|Real Estate Will Be Fine Under The Tax Cut and Jobs Act
By Jeffrey Dorfman
The process of tax reform has officially started with the release of the first draft of the House tax reform bill, dubbed the Tax Cut and Jobs Act. The National Association of Realtors and the National Association of Home Builders almost instantly came out in opposition to the plan because of two changes that will limit the deductibility of mortgage interest.
NAR President Warren Brown said, “The nation’s 1.3 million Realtors® cannot support a bill that takes homeownership off the table for millions of middle-class families.” Yet, contrary to their worries, the real estate industry will be just fine under the proposed reforms.
At this point the House Republican tax reform proposal does three things that the real estate industry doesn’t like. First, it limits the mortgage interest deduction to $500,000 (down from a million) and to primary residences only. Second, it doubles the standard deduction, which would reduce the number of households that would need to bother with the mortgage interest deduction. Finally, the plan places some more stringent limits on who can claim the capital gains exclusion when selling a house and how often.
Each of these changes somewhat limits the tax advantages that have been conferred on homeowners, especially homeowners who use debt to finance their home purchases. To listen to the lobbyists for the real estate industry, these changes will be the end of the industry, plunging the housing sector back to the depths it experienced in the recent recession. Yet, the math just doesn’t add up on those claims. Let’s take a look at the numbers.
About 64% of Americans own a house. Roughly two-thirds of those homeowners have a mortgage. Only 6% of all mortgages are for $500,000 or more. Put all those numbers together and you will find that home builders and realtors think their world is ending over policy changes to the mortgage interest deduction that impact only about 2.5% of American households. Plus, existing mortgages are grandfathered in, so anyone who purchased a home expecting the deduction will continue to enjoy it. The number who won’t take advantage of itemized deductions anymore is somewhat larger, but still a small minority of households as many homeowners already used the standard deduction.
While it is certainly true that there are some locations where a significantly higher share of home buyers will be impacted, it is also true that the mortgage interest deduction is not being restricted in a vacuum. Yes, a few million American households may soon only be able to deduct interest on the first $500,000 of new mortgage debt. However, these are high-income households and they will likely find themselves paying less in taxes overall under the Tax Cuts and Job Act as currently proposed.

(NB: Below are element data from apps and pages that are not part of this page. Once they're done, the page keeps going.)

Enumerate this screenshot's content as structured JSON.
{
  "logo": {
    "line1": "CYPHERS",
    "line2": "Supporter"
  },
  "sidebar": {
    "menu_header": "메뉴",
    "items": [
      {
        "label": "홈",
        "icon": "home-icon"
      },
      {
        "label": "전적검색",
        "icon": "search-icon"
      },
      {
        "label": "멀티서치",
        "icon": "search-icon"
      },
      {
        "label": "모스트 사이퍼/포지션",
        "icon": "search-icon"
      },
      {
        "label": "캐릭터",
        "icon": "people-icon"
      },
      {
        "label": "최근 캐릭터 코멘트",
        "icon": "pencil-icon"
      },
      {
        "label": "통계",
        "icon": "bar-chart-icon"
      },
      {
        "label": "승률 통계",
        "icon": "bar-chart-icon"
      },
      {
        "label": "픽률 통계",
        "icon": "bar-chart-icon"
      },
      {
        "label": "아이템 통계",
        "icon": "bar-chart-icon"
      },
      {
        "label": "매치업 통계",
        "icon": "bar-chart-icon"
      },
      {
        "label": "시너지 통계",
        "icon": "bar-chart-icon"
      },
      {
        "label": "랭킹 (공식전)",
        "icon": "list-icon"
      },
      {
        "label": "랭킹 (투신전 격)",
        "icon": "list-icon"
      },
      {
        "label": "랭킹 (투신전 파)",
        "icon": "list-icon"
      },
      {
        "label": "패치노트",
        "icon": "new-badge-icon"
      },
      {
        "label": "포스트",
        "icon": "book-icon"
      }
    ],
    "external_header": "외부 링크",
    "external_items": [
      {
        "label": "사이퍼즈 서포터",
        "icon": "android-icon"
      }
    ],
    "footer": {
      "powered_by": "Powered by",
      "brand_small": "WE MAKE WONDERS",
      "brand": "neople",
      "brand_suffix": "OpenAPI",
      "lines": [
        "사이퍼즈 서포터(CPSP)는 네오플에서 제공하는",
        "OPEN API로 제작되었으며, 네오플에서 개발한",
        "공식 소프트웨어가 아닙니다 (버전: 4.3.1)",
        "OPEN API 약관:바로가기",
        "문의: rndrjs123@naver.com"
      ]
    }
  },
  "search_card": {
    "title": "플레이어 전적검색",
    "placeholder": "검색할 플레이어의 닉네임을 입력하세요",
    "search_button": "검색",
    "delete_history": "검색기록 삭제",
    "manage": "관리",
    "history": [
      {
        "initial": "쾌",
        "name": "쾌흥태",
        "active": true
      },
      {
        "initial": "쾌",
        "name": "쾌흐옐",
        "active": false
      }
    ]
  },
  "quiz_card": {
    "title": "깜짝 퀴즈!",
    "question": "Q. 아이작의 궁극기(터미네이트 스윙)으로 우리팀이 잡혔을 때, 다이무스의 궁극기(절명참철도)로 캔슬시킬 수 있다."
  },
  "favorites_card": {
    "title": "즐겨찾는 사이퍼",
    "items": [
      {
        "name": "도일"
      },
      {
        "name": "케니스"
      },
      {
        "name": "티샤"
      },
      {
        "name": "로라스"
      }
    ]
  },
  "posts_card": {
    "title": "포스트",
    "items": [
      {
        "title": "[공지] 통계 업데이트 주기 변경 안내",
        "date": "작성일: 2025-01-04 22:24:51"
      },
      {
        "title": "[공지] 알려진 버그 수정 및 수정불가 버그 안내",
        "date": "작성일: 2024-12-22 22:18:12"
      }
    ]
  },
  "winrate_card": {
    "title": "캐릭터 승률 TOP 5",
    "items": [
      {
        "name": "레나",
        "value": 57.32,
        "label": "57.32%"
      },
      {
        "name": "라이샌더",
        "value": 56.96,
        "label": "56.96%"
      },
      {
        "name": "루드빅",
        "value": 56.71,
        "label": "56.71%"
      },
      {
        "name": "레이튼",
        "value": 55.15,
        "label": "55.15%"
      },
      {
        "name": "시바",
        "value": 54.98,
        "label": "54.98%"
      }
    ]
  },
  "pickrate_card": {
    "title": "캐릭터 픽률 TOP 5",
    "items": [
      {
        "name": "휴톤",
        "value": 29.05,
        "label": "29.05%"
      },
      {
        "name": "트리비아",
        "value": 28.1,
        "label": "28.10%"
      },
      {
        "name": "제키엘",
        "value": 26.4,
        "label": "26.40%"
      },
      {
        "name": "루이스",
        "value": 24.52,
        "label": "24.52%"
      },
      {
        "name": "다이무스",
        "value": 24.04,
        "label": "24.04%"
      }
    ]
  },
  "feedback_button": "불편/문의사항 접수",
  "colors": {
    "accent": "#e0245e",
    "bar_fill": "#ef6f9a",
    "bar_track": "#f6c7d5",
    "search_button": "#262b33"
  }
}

Similarly, doubling the standard deduction means fewer people will itemize, meaning fewer will use the mortgage interest deduction. Importantly, those households that stop itemizing are doing so because the newly enlarged standard deduction provides them a lower tax burden. Households that have more after-tax income have more money to spend on houses, mortgage payments, and everything else in the economy.
Housing is not being made unaffordable by the proposed tax reform since the vast majority of Americans will receive a moderate tax cut under the plan. Home builders and realtors seem concerned that a few rich Americans might not buy as expensive houses without as big a tax break, even though they will have more disposable income. I think they are wrong. Americans, particularly higher-income ones, like to buy stuff, especially expensive stuff, and will likely continue to buy expensive houses. If there is some adjustment in home buying demand on the higher end, high-end home builders can build more homes that are slightly less expensive. The world is not ending.
The key driver of demand for housing (rental or owner-occupied) is the number of households and the money those households have available to spend on housing. Tax reform will have no effect on household formation unless it is positive. Tax reform looks likely to leave at least 90% of Americans with more after-tax money to spend, so demand for housing (and everything else) should grow, not shrink. Housing depends much more on disposable income, the health of the job market, and Americans’ confidence in the economic future than it does on tax breaks. Don’t listen to the real estate industry; they will be just fine if the Tax Cut and Jobs Act passes.